§ Information given

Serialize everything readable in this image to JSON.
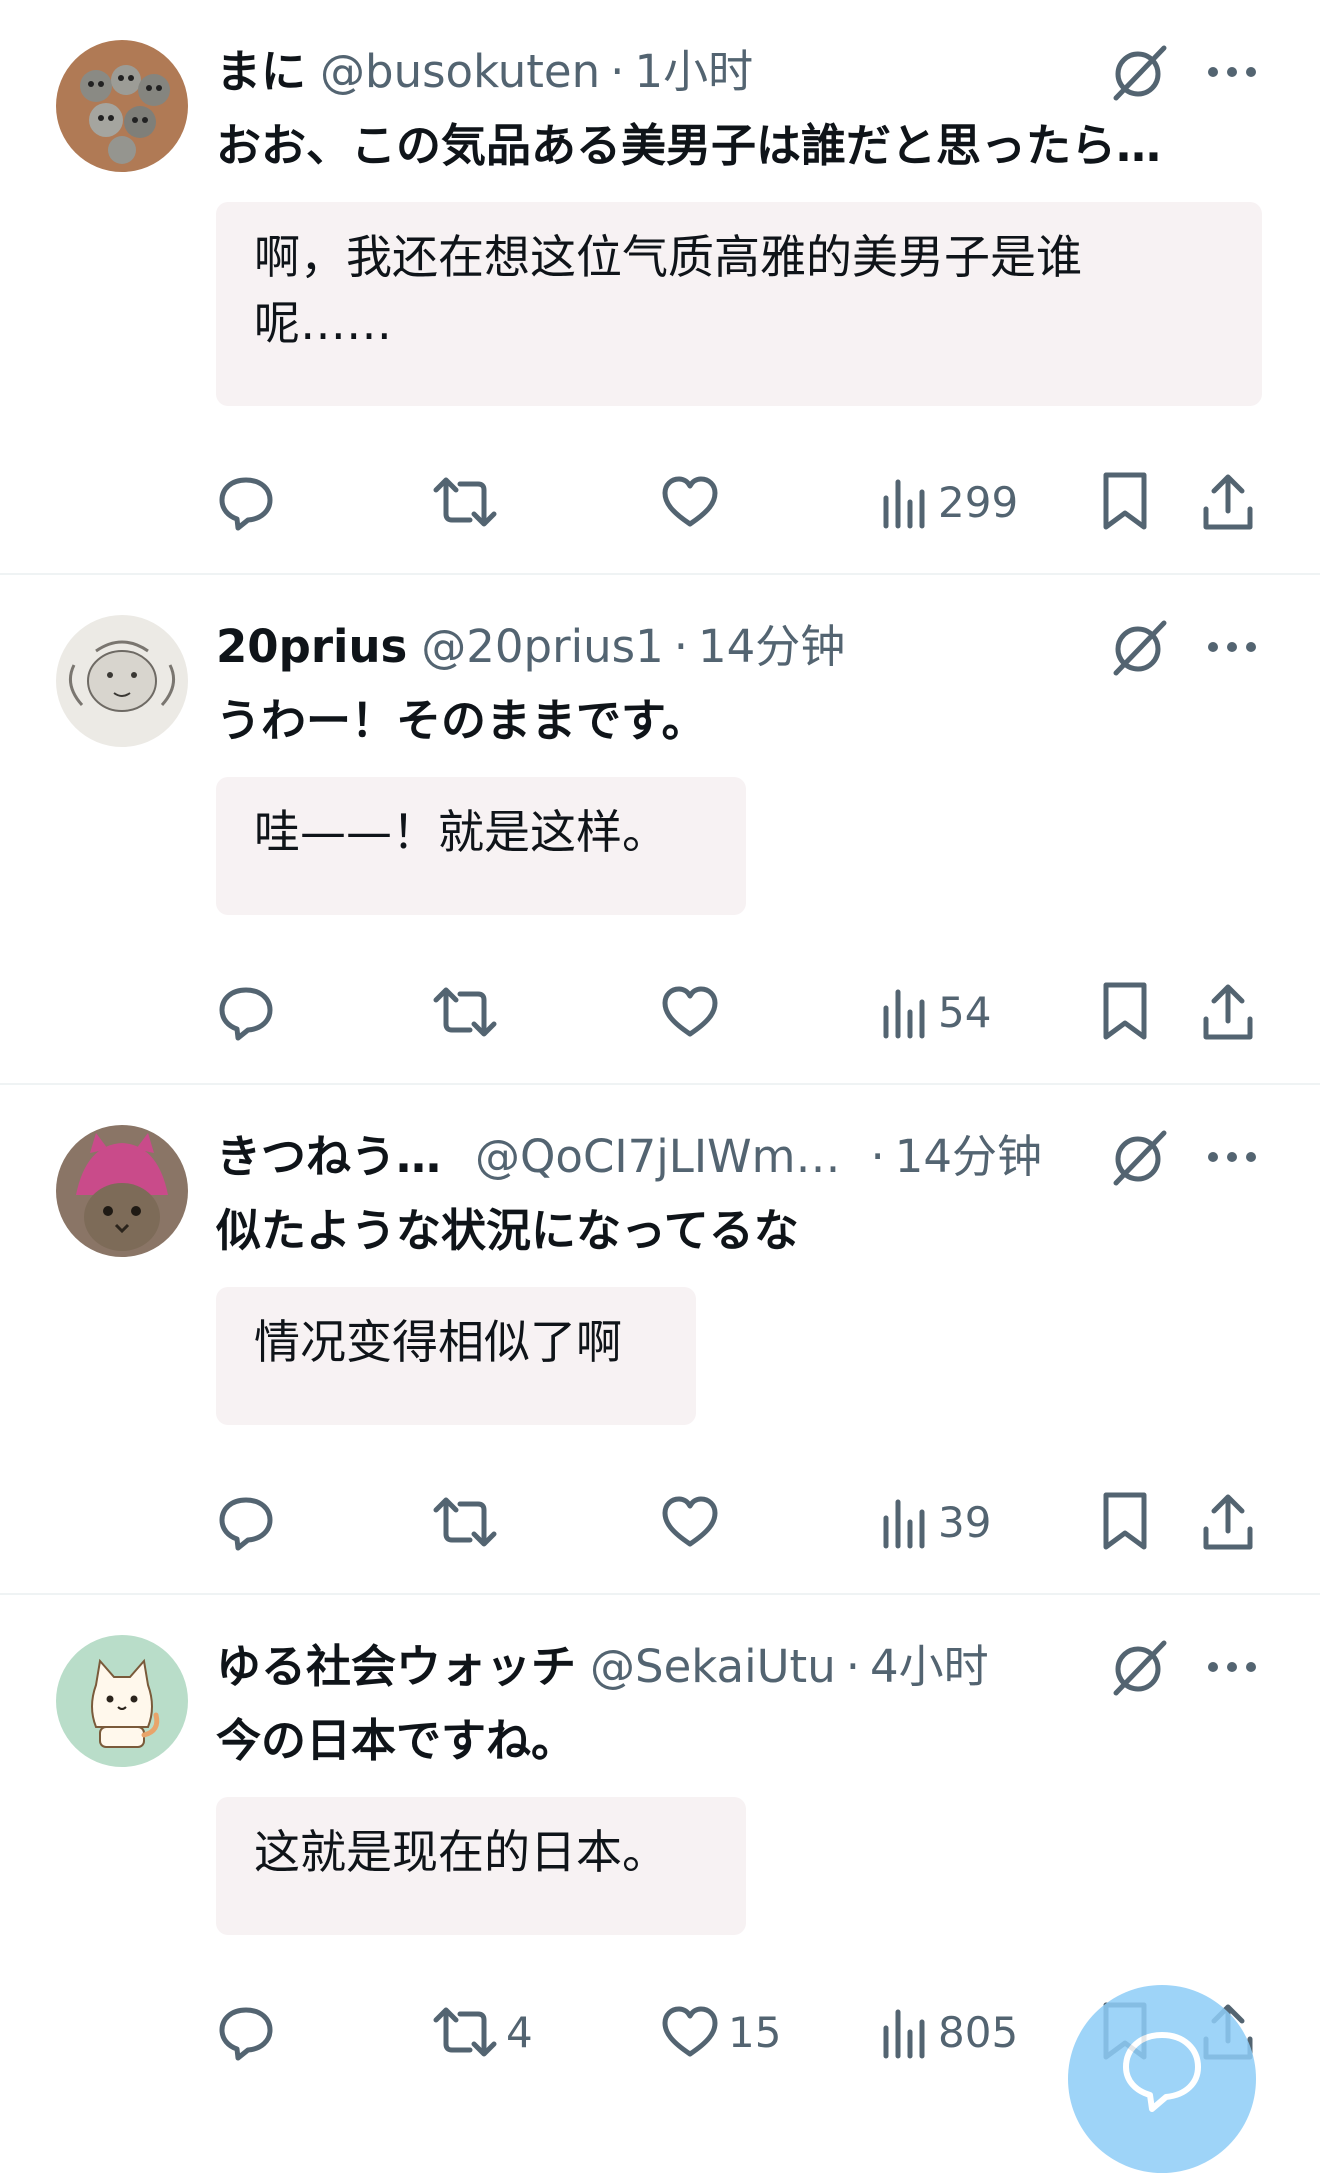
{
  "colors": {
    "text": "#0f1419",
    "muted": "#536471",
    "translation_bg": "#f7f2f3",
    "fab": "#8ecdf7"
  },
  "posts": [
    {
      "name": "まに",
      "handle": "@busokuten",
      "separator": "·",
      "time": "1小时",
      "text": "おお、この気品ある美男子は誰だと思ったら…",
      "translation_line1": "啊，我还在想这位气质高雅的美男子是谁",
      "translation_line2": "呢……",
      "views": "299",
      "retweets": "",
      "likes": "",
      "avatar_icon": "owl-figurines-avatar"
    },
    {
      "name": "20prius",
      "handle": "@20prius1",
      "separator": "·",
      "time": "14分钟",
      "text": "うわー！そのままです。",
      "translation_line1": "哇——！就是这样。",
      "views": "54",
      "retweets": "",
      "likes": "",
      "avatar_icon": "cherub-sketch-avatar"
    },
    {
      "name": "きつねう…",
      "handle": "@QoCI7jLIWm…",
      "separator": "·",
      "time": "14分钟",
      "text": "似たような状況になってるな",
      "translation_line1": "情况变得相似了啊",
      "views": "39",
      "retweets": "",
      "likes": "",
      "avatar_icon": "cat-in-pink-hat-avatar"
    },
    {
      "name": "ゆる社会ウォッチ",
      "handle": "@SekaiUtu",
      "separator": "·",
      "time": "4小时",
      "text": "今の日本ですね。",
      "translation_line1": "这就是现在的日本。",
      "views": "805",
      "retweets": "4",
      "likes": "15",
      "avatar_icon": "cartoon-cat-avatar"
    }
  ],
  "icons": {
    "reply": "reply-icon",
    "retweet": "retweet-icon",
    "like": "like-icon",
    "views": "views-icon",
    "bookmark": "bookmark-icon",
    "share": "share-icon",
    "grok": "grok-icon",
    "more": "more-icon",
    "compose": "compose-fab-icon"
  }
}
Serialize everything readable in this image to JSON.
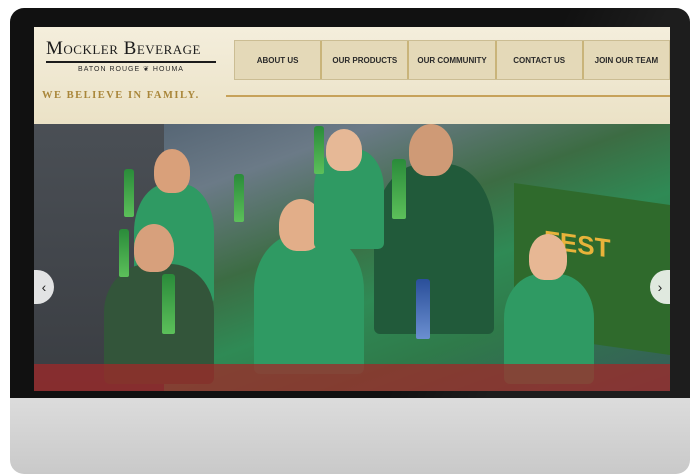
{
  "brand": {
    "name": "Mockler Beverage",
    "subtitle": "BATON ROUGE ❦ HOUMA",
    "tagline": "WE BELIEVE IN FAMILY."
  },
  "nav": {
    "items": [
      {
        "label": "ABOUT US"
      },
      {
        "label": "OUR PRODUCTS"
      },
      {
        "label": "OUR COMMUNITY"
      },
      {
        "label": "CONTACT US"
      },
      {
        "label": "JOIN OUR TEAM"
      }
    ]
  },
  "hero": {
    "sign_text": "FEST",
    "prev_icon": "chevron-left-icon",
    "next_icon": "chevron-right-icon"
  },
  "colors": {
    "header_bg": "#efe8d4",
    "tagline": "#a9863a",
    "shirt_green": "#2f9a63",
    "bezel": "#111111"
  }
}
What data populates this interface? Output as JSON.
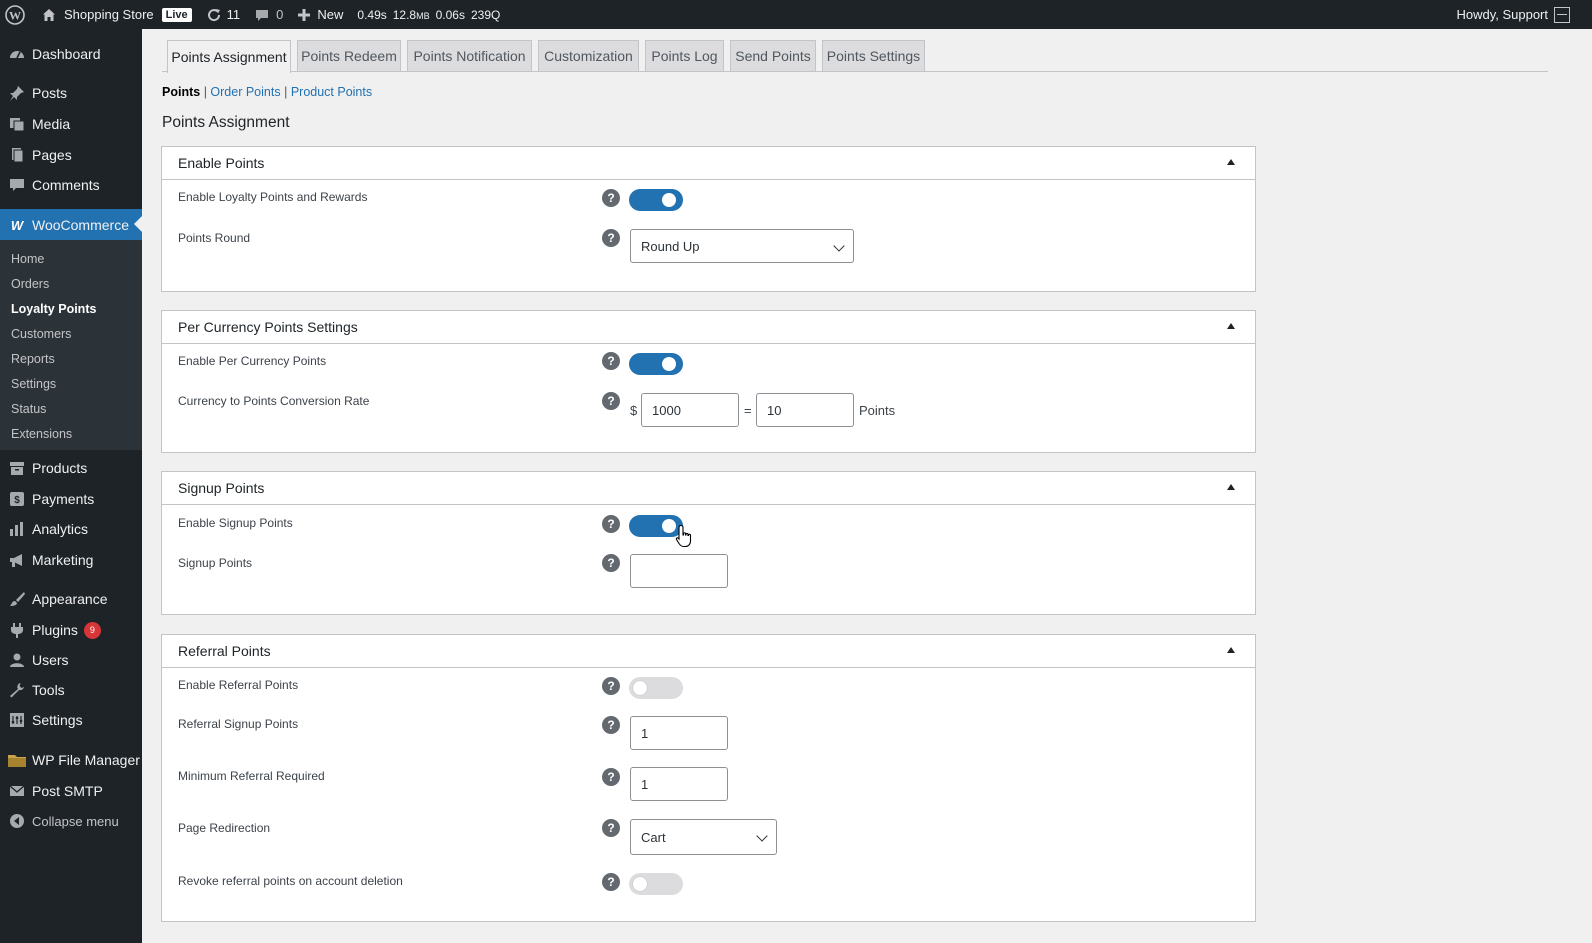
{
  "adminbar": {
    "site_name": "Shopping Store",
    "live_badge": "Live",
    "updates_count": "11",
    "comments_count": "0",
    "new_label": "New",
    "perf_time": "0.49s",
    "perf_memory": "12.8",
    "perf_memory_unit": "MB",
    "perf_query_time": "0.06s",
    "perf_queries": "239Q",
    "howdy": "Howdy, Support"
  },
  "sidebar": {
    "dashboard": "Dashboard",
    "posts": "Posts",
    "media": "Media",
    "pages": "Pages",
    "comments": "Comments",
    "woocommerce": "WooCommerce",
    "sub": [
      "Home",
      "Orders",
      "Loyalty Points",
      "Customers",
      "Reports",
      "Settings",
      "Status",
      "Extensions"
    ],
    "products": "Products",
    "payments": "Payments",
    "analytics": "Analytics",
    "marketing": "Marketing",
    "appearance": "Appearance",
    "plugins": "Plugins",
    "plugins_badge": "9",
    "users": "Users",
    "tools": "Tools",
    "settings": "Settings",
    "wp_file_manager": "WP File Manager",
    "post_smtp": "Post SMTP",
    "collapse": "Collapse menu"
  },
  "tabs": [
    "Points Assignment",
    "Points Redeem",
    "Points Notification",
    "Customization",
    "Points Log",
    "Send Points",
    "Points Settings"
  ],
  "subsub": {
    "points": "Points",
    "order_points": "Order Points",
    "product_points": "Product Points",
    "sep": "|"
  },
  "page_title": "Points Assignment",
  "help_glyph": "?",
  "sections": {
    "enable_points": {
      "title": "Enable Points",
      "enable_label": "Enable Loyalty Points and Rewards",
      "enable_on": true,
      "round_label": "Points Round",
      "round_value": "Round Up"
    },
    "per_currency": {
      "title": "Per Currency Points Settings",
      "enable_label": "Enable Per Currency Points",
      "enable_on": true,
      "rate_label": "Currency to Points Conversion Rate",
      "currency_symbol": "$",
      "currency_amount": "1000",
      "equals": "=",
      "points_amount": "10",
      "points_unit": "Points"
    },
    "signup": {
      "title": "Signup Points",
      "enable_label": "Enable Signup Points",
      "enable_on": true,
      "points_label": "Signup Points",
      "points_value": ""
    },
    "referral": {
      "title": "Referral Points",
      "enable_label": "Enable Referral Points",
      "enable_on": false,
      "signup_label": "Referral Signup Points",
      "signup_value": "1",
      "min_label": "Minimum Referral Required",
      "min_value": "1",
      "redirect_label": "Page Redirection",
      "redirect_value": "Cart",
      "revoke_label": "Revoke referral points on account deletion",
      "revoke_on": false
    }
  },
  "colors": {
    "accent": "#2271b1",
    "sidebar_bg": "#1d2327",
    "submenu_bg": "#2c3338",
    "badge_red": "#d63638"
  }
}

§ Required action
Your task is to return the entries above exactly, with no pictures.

§ Completed task
Serialize everything readable in this image to JSON.
{
  "colors": {
    "text": "#0f1419",
    "muted": "#536471",
    "translation_bg": "#f7f2f3",
    "fab": "#8ecdf7"
  },
  "posts": [
    {
      "name": "まに",
      "handle": "@busokuten",
      "separator": "·",
      "time": "1小时",
      "text": "おお、この気品ある美男子は誰だと思ったら…",
      "translation_line1": "啊，我还在想这位气质高雅的美男子是谁",
      "translation_line2": "呢……",
      "views": "299",
      "retweets": "",
      "likes": "",
      "avatar_icon": "owl-figurines-avatar"
    },
    {
      "name": "20prius",
      "handle": "@20prius1",
      "separator": "·",
      "time": "14分钟",
      "text": "うわー！そのままです。",
      "translation_line1": "哇——！就是这样。",
      "views": "54",
      "retweets": "",
      "likes": "",
      "avatar_icon": "cherub-sketch-avatar"
    },
    {
      "name": "きつねう…",
      "handle": "@QoCI7jLIWm…",
      "separator": "·",
      "time": "14分钟",
      "text": "似たような状況になってるな",
      "translation_line1": "情况变得相似了啊",
      "views": "39",
      "retweets": "",
      "likes": "",
      "avatar_icon": "cat-in-pink-hat-avatar"
    },
    {
      "name": "ゆる社会ウォッチ",
      "handle": "@SekaiUtu",
      "separator": "·",
      "time": "4小时",
      "text": "今の日本ですね。",
      "translation_line1": "这就是现在的日本。",
      "views": "805",
      "retweets": "4",
      "likes": "15",
      "avatar_icon": "cartoon-cat-avatar"
    }
  ],
  "icons": {
    "reply": "reply-icon",
    "retweet": "retweet-icon",
    "like": "like-icon",
    "views": "views-icon",
    "bookmark": "bookmark-icon",
    "share": "share-icon",
    "grok": "grok-icon",
    "more": "more-icon",
    "compose": "compose-fab-icon"
  }
}
Serialize everything readable in this image to JSON.
{
  "brand": {
    "name": "Mockler Beverage",
    "subtitle": "BATON ROUGE ❦ HOUMA",
    "tagline": "WE BELIEVE IN FAMILY."
  },
  "nav": {
    "items": [
      {
        "label": "ABOUT US"
      },
      {
        "label": "OUR PRODUCTS"
      },
      {
        "label": "OUR COMMUNITY"
      },
      {
        "label": "CONTACT US"
      },
      {
        "label": "JOIN OUR TEAM"
      }
    ]
  },
  "hero": {
    "sign_text": "FEST",
    "prev_icon": "chevron-left-icon",
    "next_icon": "chevron-right-icon"
  },
  "colors": {
    "header_bg": "#efe8d4",
    "tagline": "#a9863a",
    "shirt_green": "#2f9a63",
    "bezel": "#111111"
  }
}
What data populates this interface? Output as JSON.
{
  "adminbar": {
    "site_name": "Shopping Store",
    "live_badge": "Live",
    "updates_count": "11",
    "comments_count": "0",
    "new_label": "New",
    "perf_time": "0.49s",
    "perf_memory": "12.8",
    "perf_memory_unit": "MB",
    "perf_query_time": "0.06s",
    "perf_queries": "239Q",
    "howdy": "Howdy, Support"
  },
  "sidebar": {
    "dashboard": "Dashboard",
    "posts": "Posts",
    "media": "Media",
    "pages": "Pages",
    "comments": "Comments",
    "woocommerce": "WooCommerce",
    "sub": [
      "Home",
      "Orders",
      "Loyalty Points",
      "Customers",
      "Reports",
      "Settings",
      "Status",
      "Extensions"
    ],
    "products": "Products",
    "payments": "Payments",
    "analytics": "Analytics",
    "marketing": "Marketing",
    "appearance": "Appearance",
    "plugins": "Plugins",
    "plugins_badge": "9",
    "users": "Users",
    "tools": "Tools",
    "settings": "Settings",
    "wp_file_manager": "WP File Manager",
    "post_smtp": "Post SMTP",
    "collapse": "Collapse menu"
  },
  "tabs": [
    "Points Assignment",
    "Points Redeem",
    "Points Notification",
    "Customization",
    "Points Log",
    "Send Points",
    "Points Settings"
  ],
  "subsub": {
    "points": "Points",
    "order_points": "Order Points",
    "product_points": "Product Points",
    "sep": "|"
  },
  "page_title": "Points Assignment",
  "help_glyph": "?",
  "sections": {
    "enable_points": {
      "title": "Enable Points",
      "enable_label": "Enable Loyalty Points and Rewards",
      "enable_on": true,
      "round_label": "Points Round",
      "round_value": "Round Up"
    },
    "per_currency": {
      "title": "Per Currency Points Settings",
      "enable_label": "Enable Per Currency Points",
      "enable_on": true,
      "rate_label": "Currency to Points Conversion Rate",
      "currency_symbol": "$",
      "currency_amount": "1000",
      "equals": "=",
      "points_amount": "10",
      "points_unit": "Points"
    },
    "signup": {
      "title": "Signup Points",
      "enable_label": "Enable Signup Points",
      "enable_on": true,
      "points_label": "Signup Points",
      "points_value": ""
    },
    "referral": {
      "title": "Referral Points",
      "enable_label": "Enable Referral Points",
      "enable_on": false,
      "signup_label": "Referral Signup Points",
      "signup_value": "1",
      "min_label": "Minimum Referral Required",
      "min_value": "1",
      "redirect_label": "Page Redirection",
      "redirect_value": "Cart",
      "revoke_label": "Revoke referral points on account deletion",
      "revoke_on": false
    }
  },
  "colors": {
    "accent": "#2271b1",
    "sidebar_bg": "#1d2327",
    "submenu_bg": "#2c3338",
    "badge_red": "#d63638"
  }
}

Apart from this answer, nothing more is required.